### Exercise inputs
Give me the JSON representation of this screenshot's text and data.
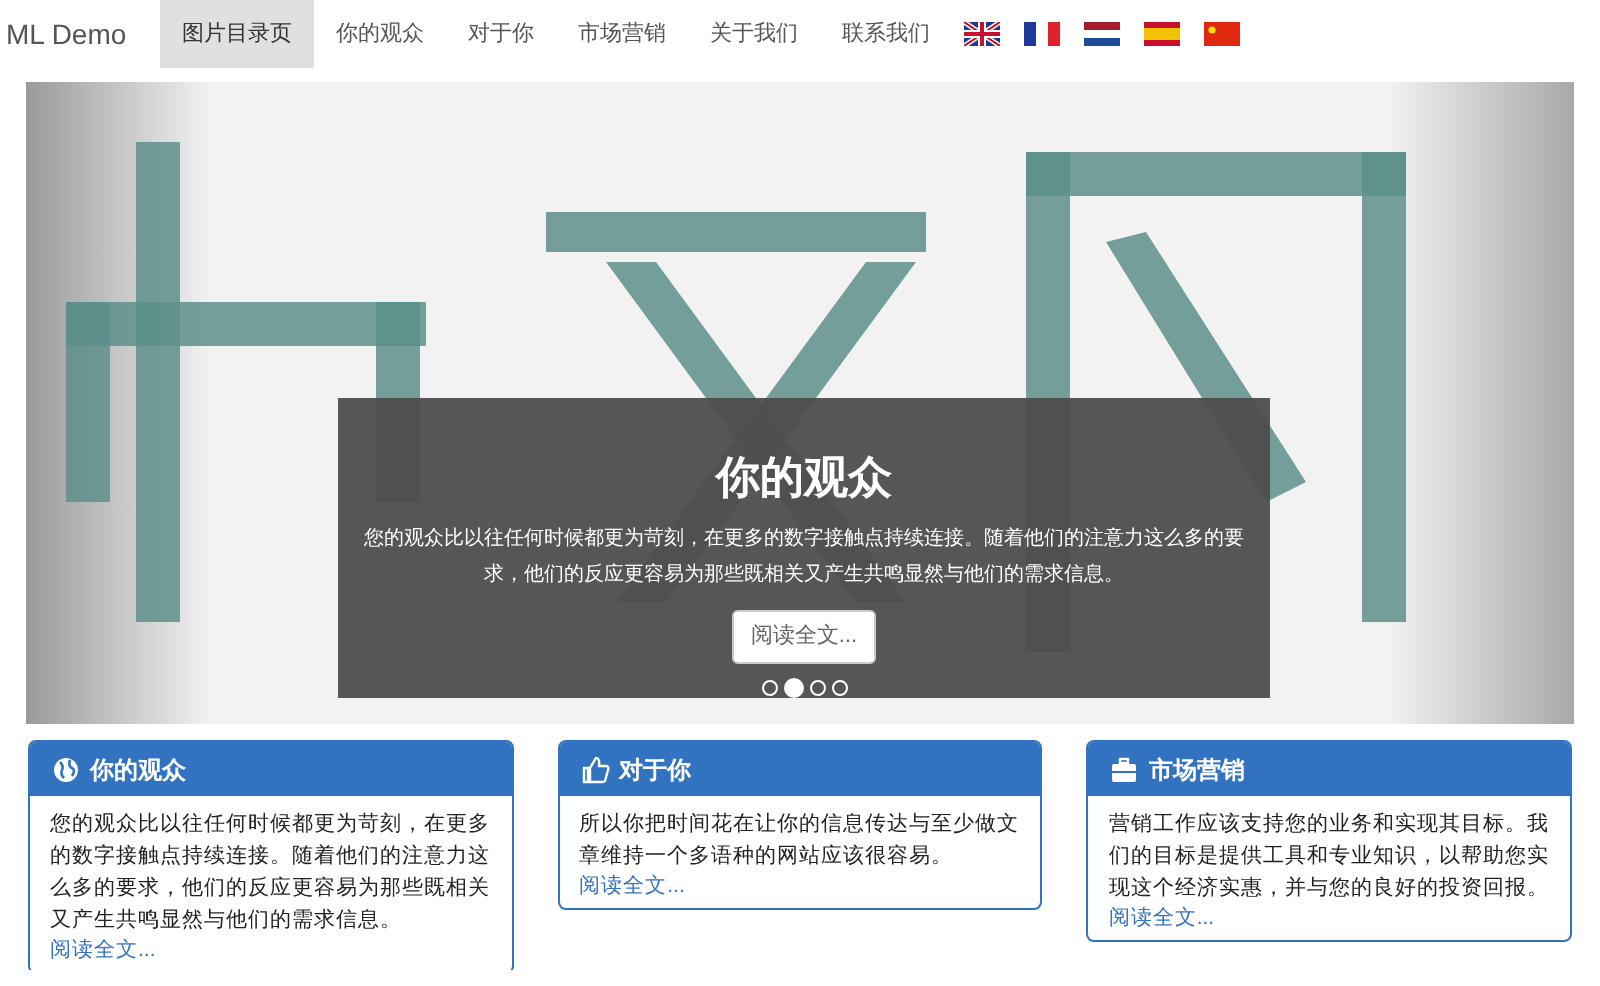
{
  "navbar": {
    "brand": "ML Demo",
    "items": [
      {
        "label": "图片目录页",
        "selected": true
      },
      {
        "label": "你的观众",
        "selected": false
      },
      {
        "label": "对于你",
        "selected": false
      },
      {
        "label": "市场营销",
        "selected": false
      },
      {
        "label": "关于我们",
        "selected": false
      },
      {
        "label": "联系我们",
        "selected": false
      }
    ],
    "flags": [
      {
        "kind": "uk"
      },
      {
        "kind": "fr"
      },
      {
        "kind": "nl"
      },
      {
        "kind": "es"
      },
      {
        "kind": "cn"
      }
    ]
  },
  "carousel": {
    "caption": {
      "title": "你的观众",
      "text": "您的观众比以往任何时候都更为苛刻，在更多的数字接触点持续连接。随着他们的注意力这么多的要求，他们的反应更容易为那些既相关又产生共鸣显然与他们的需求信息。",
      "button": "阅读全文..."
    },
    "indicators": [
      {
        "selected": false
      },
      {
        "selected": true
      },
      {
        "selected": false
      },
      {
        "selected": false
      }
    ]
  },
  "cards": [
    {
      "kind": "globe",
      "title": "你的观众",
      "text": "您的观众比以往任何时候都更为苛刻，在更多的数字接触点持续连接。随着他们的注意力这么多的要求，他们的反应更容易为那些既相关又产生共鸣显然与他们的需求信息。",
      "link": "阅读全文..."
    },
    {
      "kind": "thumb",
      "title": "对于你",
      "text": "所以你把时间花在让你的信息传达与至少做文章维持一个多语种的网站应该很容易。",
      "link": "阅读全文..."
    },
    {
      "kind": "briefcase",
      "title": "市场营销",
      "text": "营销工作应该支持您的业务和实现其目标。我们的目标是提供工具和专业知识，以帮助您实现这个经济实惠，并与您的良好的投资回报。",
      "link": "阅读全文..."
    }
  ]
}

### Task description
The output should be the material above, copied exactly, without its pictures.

### Answer space
Give me the JSON representation of this screenshot's text and data.
{
  "navbar": {
    "brand": "ML Demo",
    "items": [
      {
        "label": "图片目录页",
        "selected": true
      },
      {
        "label": "你的观众",
        "selected": false
      },
      {
        "label": "对于你",
        "selected": false
      },
      {
        "label": "市场营销",
        "selected": false
      },
      {
        "label": "关于我们",
        "selected": false
      },
      {
        "label": "联系我们",
        "selected": false
      }
    ],
    "flags": [
      {
        "kind": "uk"
      },
      {
        "kind": "fr"
      },
      {
        "kind": "nl"
      },
      {
        "kind": "es"
      },
      {
        "kind": "cn"
      }
    ]
  },
  "carousel": {
    "caption": {
      "title": "你的观众",
      "text": "您的观众比以往任何时候都更为苛刻，在更多的数字接触点持续连接。随着他们的注意力这么多的要求，他们的反应更容易为那些既相关又产生共鸣显然与他们的需求信息。",
      "button": "阅读全文..."
    },
    "indicators": [
      {
        "selected": false
      },
      {
        "selected": true
      },
      {
        "selected": false
      },
      {
        "selected": false
      }
    ]
  },
  "cards": [
    {
      "kind": "globe",
      "title": "你的观众",
      "text": "您的观众比以往任何时候都更为苛刻，在更多的数字接触点持续连接。随着他们的注意力这么多的要求，他们的反应更容易为那些既相关又产生共鸣显然与他们的需求信息。",
      "link": "阅读全文..."
    },
    {
      "kind": "thumb",
      "title": "对于你",
      "text": "所以你把时间花在让你的信息传达与至少做文章维持一个多语种的网站应该很容易。",
      "link": "阅读全文..."
    },
    {
      "kind": "briefcase",
      "title": "市场营销",
      "text": "营销工作应该支持您的业务和实现其目标。我们的目标是提供工具和专业知识，以帮助您实现这个经济实惠，并与您的良好的投资回报。",
      "link": "阅读全文..."
    }
  ]
}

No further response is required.